Yesterday I heard a portion of an interview with Joyce Carol Oates on the CBC radio. It was about her new book, A Widow's Story, which is a memoir based on the time after the sudden loss of her husband of 47 years in 2008.
I listened to it with the kind of rapt attention you probably shouldn't when you're driving. I can't remember getting to my destination.
It's just that she spoke so honestly and simply about loss. She was unapologetic about the ravages of grief and the toll it took on her after her beloved husband died. She didn't look on the bright side. She didn't claim to have learned anything from it. She didn't praise it for making her stronger, more empathetic or more patient with others. She didn't use it to find ways to do good.
She just endured it.
And coming from the world of babyloss where we're always trying to make sense of it and find something good to take away from it, this was a breath of fresh air.
Losing someone you love is bad.
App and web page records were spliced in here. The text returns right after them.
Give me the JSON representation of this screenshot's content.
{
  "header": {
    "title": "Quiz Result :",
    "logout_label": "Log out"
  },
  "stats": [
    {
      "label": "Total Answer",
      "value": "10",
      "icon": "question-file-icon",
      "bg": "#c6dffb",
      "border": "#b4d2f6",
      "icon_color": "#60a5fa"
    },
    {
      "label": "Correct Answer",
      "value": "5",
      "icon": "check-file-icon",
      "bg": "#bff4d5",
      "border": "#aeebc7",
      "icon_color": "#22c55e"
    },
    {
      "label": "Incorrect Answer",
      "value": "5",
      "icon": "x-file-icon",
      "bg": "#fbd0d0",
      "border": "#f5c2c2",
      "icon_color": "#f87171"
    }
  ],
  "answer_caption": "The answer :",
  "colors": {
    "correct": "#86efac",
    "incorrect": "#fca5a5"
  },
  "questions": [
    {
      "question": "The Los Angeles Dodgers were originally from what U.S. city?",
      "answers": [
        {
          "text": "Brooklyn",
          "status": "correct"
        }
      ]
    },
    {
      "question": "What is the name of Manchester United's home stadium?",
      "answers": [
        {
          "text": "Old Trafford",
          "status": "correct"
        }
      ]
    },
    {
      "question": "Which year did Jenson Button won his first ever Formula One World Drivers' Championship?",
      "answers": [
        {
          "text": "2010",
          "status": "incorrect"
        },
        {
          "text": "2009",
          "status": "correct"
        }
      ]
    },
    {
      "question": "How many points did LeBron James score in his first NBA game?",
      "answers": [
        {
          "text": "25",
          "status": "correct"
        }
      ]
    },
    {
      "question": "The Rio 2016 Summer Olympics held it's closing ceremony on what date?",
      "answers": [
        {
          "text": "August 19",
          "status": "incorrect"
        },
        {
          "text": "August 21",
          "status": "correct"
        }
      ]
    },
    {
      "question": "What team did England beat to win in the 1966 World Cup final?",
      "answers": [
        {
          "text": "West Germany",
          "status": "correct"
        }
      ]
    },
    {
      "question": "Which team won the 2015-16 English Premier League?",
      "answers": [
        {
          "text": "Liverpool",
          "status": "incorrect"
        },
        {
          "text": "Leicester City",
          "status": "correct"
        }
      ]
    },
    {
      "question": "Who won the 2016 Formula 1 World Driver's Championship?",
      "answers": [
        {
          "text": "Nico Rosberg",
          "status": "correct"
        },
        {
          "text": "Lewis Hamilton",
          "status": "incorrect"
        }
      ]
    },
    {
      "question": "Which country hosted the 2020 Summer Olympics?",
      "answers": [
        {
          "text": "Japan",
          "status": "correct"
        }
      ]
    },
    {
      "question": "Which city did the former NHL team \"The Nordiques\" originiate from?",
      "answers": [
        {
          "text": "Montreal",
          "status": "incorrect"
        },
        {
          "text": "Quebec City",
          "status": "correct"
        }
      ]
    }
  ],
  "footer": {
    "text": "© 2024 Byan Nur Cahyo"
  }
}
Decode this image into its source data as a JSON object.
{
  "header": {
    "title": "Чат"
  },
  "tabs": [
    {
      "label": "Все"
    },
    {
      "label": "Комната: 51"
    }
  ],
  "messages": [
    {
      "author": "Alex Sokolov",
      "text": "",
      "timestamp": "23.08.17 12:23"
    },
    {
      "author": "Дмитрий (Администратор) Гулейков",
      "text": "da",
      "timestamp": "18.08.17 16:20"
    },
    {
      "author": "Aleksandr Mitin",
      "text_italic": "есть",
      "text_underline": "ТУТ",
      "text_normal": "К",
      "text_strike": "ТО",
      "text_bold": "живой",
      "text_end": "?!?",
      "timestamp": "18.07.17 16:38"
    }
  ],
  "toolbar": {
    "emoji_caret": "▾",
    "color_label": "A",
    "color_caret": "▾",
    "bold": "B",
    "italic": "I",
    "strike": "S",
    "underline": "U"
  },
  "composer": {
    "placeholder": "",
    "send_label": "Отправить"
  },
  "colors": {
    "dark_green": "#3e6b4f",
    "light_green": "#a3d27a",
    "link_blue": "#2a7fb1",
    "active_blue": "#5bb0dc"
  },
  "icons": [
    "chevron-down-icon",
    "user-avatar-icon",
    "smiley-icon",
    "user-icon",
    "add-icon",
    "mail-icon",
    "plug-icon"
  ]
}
Period. It hurts, it isolates, and it scars.
I'm sure, like everyone who struggles to find meaning in loss, she has done some of the mental gymnastics the newly bereaved engage in to keep the ground from moving and shifting beneath them every moment of every day. She probably has tried to make sense of it and find lessons from it.
But she didn't say she did. At least not in the interview. She said she made a nest of her bed, taking refuge there through sleepless nights surrounded by books to comfort her. She admits she thought about, but then dismissed, suicide. She said she regularly impersonated the "old Carol" while she was working as a professor at Princeton, then returned home to be a grieving widow once again.
I haven't lost my husband so I have no idea what this particular of grief is like, but so much of what she said resonated deep within me. Especially the notion that we impersonate the person we used to be. I suppose it's some sort of ancient survival skill, not unlike the way cats can literally be dying but still successfully pretending to be a-okay.
I've done it. I still do it.
And then I come home and I can be the girl who lost all her babies and then her father.
I ordered A Widow's Story for my mom, and I'll read it when she's finished. There's something deeply necessary about people sharing the grief journey, and I'm so grateful that people who have walked this sad, lonely road do talk about it.
For us, and for themselves.